Once the Insolvency and Bankruptcy Code, 2015, comes into effect, a company that has more than 100 workers can initiate voluntary liquidation proceedings, TK Viswanathan, the chairman of the committee that drafted the legislation and former law secretary, said on Monday.
Viswanathan added that as long as the company repaid its dues to lenders and complied with other statutory obligations, it could ask for its operations to be wound up.
The existing law requires companies employing more than 100 workers to take permission from the relevant government authorities to shut down a venture.
The NDA government has been attempting to frame a better exit policy for industry by allowing companies that employ less than 300 workers to shut down without government permission.
While this appears to have been put on the back burner once the new bankruptcy law comes into effect, this government permission no longer remains a constraint.
Chapter 59 of the code says “a corporate person in respect of whom a default has not occurred and who intends to liquidate itself voluntarily may initiate voluntary liquidation proceedings under the provisions of this Chapter”.
It adds that such a move will require a special resolution to be passed by the firm’s shareholders.

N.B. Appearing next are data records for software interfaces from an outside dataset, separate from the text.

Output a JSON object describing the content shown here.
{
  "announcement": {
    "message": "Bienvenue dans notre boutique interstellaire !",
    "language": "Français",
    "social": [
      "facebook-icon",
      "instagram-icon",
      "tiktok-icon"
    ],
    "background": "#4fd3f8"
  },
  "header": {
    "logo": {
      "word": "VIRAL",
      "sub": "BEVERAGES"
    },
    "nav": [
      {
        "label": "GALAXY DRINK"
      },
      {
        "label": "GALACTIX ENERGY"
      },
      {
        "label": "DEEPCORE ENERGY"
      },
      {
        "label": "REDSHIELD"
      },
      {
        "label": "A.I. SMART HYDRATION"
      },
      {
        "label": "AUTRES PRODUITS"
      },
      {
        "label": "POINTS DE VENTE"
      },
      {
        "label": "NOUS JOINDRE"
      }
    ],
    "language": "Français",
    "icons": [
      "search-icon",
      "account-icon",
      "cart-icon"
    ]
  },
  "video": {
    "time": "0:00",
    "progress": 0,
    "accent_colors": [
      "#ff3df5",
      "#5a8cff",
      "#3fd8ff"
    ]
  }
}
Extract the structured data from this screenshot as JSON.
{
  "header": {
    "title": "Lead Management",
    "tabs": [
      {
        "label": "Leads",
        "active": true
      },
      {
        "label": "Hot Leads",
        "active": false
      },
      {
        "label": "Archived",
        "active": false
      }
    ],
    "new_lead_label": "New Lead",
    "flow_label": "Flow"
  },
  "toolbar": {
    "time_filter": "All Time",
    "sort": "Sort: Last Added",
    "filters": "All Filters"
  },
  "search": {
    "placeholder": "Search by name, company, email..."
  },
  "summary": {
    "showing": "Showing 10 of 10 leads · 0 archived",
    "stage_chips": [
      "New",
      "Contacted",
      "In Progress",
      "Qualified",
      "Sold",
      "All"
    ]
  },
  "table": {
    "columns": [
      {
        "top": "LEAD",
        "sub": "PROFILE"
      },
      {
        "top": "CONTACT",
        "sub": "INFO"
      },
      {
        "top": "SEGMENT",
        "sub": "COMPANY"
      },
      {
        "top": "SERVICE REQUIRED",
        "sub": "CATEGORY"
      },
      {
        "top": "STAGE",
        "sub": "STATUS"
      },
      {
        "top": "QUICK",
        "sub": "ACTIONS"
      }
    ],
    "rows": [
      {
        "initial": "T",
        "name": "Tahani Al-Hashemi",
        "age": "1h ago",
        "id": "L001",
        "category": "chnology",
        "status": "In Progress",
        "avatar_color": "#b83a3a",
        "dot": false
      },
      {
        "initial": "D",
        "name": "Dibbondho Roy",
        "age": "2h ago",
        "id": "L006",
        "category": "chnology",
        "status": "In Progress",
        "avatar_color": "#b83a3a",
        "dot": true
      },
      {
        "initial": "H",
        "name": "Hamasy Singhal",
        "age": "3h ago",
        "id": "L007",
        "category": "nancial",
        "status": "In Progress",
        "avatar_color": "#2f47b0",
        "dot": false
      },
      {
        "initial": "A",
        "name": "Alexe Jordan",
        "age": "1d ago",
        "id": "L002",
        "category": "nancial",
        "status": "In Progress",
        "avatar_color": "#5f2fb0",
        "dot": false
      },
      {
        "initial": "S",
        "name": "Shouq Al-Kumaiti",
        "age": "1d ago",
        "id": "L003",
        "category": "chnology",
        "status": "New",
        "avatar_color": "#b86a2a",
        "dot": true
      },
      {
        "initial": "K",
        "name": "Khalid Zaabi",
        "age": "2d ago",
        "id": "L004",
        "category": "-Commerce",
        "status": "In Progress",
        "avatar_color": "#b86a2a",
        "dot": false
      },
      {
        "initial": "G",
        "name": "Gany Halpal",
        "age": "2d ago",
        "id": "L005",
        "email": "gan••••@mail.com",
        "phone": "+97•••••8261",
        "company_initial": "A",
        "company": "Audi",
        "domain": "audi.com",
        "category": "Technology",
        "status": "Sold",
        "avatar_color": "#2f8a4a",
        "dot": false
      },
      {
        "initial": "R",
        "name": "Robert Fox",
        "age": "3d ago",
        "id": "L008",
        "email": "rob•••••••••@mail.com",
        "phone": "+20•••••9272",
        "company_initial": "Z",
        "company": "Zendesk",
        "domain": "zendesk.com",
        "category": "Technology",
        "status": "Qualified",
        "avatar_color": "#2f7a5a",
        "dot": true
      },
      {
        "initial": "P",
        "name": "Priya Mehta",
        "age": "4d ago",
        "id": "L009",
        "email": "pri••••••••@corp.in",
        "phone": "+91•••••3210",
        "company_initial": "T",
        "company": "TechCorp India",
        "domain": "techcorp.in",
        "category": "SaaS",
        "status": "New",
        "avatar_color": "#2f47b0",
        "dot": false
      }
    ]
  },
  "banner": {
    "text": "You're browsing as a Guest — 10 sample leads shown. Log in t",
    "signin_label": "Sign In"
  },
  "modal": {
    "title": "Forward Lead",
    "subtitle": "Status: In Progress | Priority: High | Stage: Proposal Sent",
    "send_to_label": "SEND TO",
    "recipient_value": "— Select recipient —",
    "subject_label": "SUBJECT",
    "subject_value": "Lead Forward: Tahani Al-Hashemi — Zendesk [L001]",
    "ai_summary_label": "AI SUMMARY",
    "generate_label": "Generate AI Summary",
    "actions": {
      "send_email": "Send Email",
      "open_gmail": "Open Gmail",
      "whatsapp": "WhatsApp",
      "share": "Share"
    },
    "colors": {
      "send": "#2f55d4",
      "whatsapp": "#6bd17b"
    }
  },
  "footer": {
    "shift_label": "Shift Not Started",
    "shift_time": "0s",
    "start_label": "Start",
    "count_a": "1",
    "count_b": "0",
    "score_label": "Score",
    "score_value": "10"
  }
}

Viswanathan also observed that the new legislation would prevent companies from approaching the high courts and that the National Company Law Tribunal (NCLT) would adjudicate cases for companies and limited liability partnerships. Moreover, this would be done within a specified time period.
Companies will, however, be able to appeal to the appellate tribunal and in the Supreme Court only in cases relating to “points of law”, Viswanathan observed. He asserted that the code had overriding effect and that the new Section 238 states that the code’s provisions shall override anything inconsistent with it in any other law or any instrument having effect by virtue of any such law.
Banks have found it difficult to recover their dues from promoters since the latter have been able to delay cases in the courts, which at times have dragged on for years.
The amount of loans pending recovery in the country’s debt recovery tribunals (DRTs) stood at a cumulative Rs.4.5 lakh crore at the end of December 2015. At the end of March 2015 the amount was Rs.3.93 crore.
The code will consolidate the existing framework by repealing two Acts and amending 11 others including Companies Act, 2013, the DRT Act, 1993, and the Sarfaesi Act, 2002.